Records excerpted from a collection
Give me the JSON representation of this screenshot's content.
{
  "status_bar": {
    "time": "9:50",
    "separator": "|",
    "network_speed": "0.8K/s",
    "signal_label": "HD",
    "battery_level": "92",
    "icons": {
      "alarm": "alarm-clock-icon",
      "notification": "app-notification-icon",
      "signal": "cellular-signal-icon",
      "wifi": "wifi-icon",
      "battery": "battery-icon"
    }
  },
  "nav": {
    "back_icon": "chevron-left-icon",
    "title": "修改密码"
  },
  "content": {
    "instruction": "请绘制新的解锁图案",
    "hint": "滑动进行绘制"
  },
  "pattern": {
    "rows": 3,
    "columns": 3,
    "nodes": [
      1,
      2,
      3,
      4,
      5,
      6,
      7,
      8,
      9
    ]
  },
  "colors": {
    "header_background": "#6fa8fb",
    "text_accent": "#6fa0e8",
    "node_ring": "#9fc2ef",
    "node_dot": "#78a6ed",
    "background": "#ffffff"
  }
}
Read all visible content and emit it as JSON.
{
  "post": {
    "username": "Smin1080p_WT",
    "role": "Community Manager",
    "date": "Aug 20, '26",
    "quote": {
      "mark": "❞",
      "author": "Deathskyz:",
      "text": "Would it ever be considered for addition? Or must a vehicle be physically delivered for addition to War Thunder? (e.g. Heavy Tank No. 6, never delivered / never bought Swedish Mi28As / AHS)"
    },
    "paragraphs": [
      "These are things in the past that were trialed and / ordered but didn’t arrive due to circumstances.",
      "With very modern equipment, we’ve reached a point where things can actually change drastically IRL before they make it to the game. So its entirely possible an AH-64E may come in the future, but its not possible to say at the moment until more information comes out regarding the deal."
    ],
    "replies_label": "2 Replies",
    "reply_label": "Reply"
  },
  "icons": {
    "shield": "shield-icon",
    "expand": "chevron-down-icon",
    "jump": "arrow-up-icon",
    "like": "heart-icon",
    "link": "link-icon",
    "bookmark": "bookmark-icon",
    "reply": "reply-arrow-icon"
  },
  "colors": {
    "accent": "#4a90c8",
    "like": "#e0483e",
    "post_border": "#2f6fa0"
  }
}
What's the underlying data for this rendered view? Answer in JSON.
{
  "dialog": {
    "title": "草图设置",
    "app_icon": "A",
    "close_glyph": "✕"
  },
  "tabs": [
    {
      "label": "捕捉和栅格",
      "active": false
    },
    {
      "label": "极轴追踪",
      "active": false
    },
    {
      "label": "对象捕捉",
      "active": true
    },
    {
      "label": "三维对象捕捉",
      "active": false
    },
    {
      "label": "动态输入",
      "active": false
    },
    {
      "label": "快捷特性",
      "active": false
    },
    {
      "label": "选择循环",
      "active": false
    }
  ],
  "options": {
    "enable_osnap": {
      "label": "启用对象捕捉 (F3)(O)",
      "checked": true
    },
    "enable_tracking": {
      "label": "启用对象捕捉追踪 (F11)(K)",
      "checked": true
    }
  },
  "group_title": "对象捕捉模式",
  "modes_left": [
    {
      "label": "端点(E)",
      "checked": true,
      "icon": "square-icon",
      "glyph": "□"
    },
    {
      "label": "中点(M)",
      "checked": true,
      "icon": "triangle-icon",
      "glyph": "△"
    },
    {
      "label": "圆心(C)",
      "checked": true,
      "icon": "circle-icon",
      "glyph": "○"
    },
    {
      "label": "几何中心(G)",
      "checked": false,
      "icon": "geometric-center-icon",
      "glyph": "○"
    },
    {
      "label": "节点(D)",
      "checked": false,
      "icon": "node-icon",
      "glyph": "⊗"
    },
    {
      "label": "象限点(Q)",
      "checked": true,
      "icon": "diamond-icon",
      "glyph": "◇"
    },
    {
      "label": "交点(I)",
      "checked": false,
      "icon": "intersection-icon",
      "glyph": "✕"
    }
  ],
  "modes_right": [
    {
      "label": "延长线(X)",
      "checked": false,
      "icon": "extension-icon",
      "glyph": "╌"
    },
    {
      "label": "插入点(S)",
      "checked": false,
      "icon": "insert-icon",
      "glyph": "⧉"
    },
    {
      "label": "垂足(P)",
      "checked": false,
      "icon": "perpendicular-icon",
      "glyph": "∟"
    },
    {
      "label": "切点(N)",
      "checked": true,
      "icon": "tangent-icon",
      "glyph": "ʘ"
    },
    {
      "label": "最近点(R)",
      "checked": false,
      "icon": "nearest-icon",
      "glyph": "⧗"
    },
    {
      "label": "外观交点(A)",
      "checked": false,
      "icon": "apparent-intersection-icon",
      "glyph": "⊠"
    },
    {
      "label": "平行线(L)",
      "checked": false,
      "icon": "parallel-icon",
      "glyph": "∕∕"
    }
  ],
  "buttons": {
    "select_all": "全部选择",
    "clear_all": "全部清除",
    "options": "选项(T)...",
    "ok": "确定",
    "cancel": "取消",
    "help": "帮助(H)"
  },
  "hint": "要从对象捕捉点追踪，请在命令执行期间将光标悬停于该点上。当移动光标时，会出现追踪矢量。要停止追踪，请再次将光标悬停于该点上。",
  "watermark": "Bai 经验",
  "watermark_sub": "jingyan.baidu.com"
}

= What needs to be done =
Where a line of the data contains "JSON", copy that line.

= Written solution =
Give me the JSON representation of this screenshot's content.
Read all visible content and emit it as JSON.
What's the underlying data for this rendered view? Answer in JSON.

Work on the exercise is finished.